The study, published in today's issue of the Proceedings of the National Academy of Sciences, suggests that mitochondrial operations could be a therapeutic target against hepatitis C, the leading cause of liver transplants and a major cause of liver cancer in the U.S.


EASL 2014: Treatment as Prevention for Drug Users Could Slash HCV Prevalence

A combination of increased testing, improved linkage to care, and earlier treatment with interferon-free regimens has the potential to substantially reduce the incidence and prevalence of hepatitis C among people who inject drugs in France over the next 10 years, as well as reducing the burden of disease arising from cirrhosis over 40 years, according to a study presented at the 49th EASL International Liver Congress (EASL 2014) last week in London.

Using treatment to reduce the rate of new infections is already an established aim of antiretroviral treatment for HIV, although the full potential of the strategy is still being tested in large studies.

Several research groups have likewise developed models of the impact of hepatitis C treatment on new infections, focusing in particular on HCV incidence among people who inject drugs, where rates of transmission continue to be high in many settings.

Read more....

Sunday, April 13, 2014

Meet the HCV Expert, April 17, 2014: Falls Church VA

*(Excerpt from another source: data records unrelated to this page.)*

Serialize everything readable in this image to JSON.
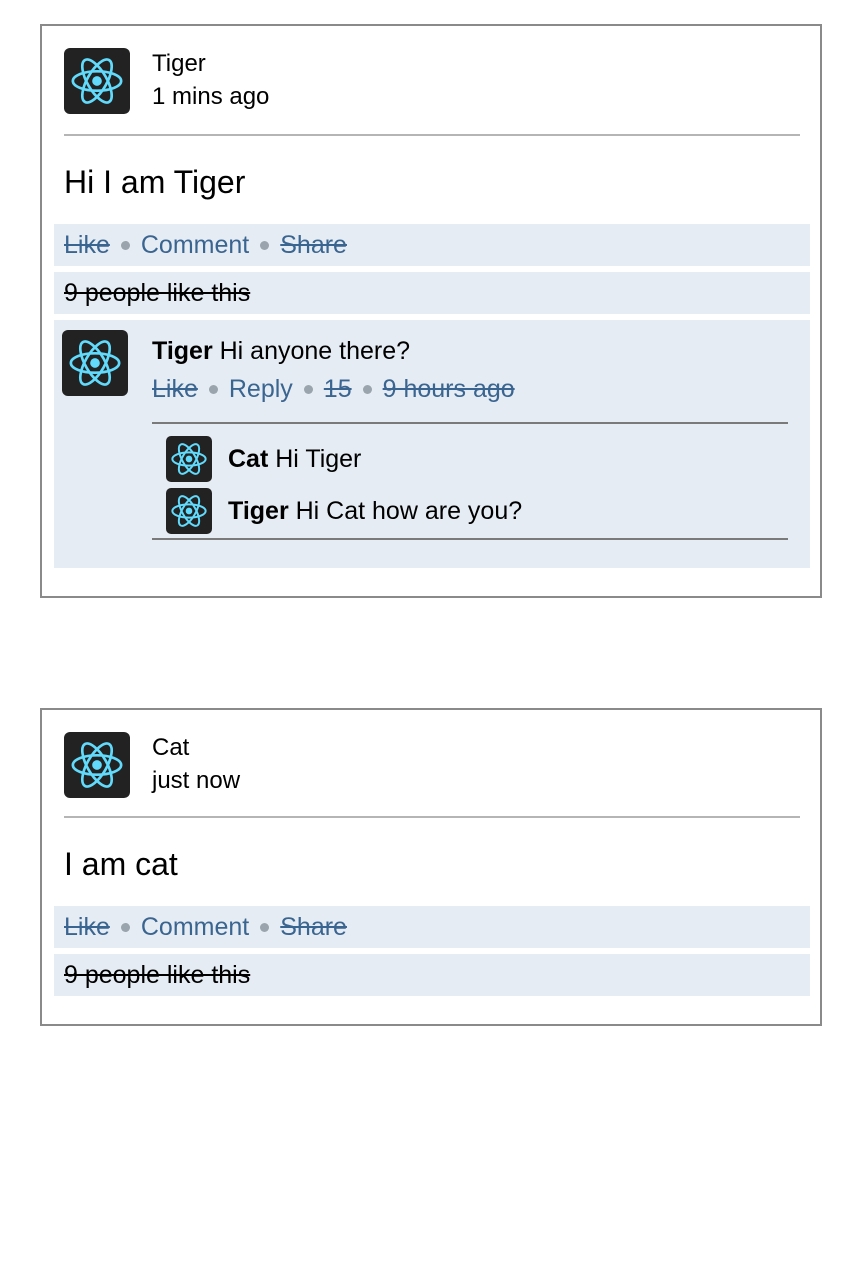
{
  "colors": {
    "link": "#3b6591",
    "action_bar_bg": "#e5ecf3",
    "avatar_bg": "#222222",
    "avatar_logo": "#61dafb",
    "card_border": "#8a8a8a"
  },
  "posts": [
    {
      "avatar_icon": "react-atom-icon",
      "author": "Tiger",
      "time": "1 mins ago",
      "body": "Hi I am Tiger",
      "actions": {
        "like": "Like",
        "comment": "Comment",
        "share": "Share"
      },
      "likes_text": "9 people like this",
      "comments": [
        {
          "avatar_icon": "react-atom-icon",
          "author": "Tiger",
          "text": "Hi anyone there?",
          "actions": {
            "like": "Like",
            "reply": "Reply",
            "count": "15",
            "time": "9 hours ago"
          },
          "replies": [
            {
              "avatar_icon": "react-atom-icon",
              "author": "Cat",
              "text": "Hi Tiger"
            },
            {
              "avatar_icon": "react-atom-icon",
              "author": "Tiger",
              "text": "Hi Cat how are you?"
            }
          ]
        }
      ]
    },
    {
      "avatar_icon": "react-atom-icon",
      "author": "Cat",
      "time": "just now",
      "body": "I am cat",
      "actions": {
        "like": "Like",
        "comment": "Comment",
        "share": "Share"
      },
      "likes_text": "9 people like this",
      "comments": []
    }
  ]
}
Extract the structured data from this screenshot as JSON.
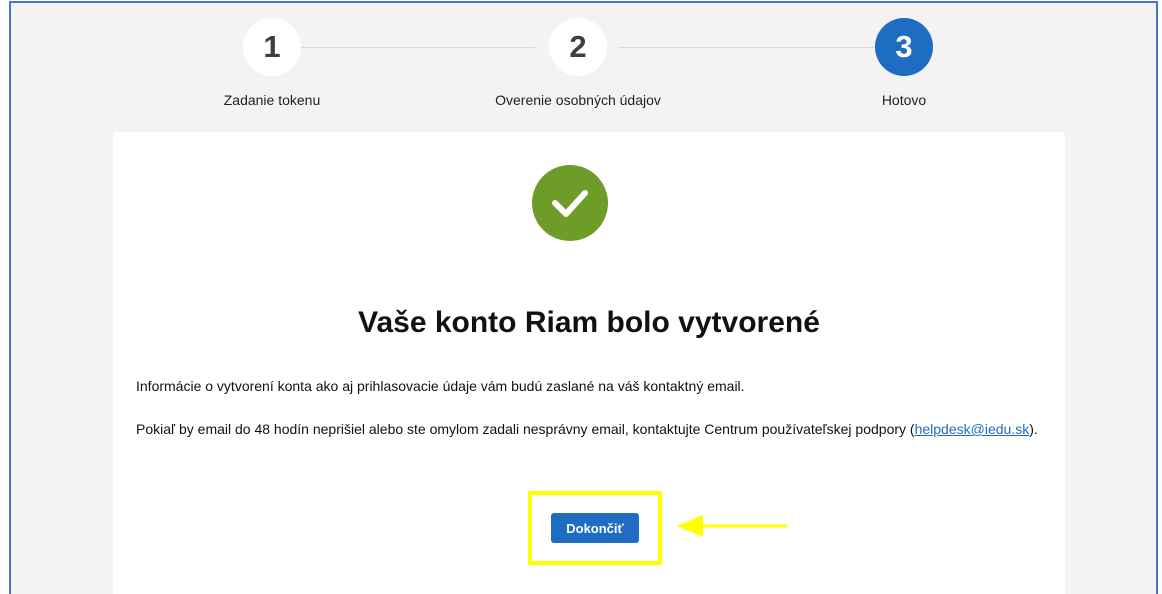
{
  "stepper": {
    "steps": [
      {
        "number": "1",
        "label": "Zadanie tokenu"
      },
      {
        "number": "2",
        "label": "Overenie osobných údajov"
      },
      {
        "number": "3",
        "label": "Hotovo"
      }
    ],
    "active_step": 3
  },
  "card": {
    "title": "Vaše konto Riam bolo vytvorené",
    "info_text": "Informácie o vytvorení konta ako aj prihlasovacie údaje vám budú zaslané na váš kontaktný email.",
    "support_text_before": "Pokiaľ by email do 48 hodín neprišiel alebo ste omylom zadali nesprávny email, kontaktujte Centrum používateľskej podpory (",
    "support_email": "helpdesk@iedu.sk",
    "support_text_after": ").",
    "finish_button_label": "Dokončiť"
  },
  "icons": {
    "success": "check-icon",
    "annotation": "arrow-left-icon"
  },
  "colors": {
    "primary": "#1f6dc2",
    "success": "#6e9c29",
    "highlight": "#ffff00",
    "frame_border": "#4a73c9",
    "background": "#f3f3f3"
  }
}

To register, please call 1-877-925-9550 or email info@ChronicLiverDisease.org

Destigmatizing Hepatitis C

To destigmatize Hepatitis C, education and information are key.

When Debbie Panarase learned she had Hepatitis C nearly 20 years ago, she kept things to herself.

“I was very closed-mouth about it at first because when I did start learning about it, it was IV drug users,it was sexually transmitted, it was all the things that I had never done before,” she says. “I did not want that stigma to follow me.”

As she learned more, she opened up and even started support group for others in the Chicago area.

Read more and watch the video here...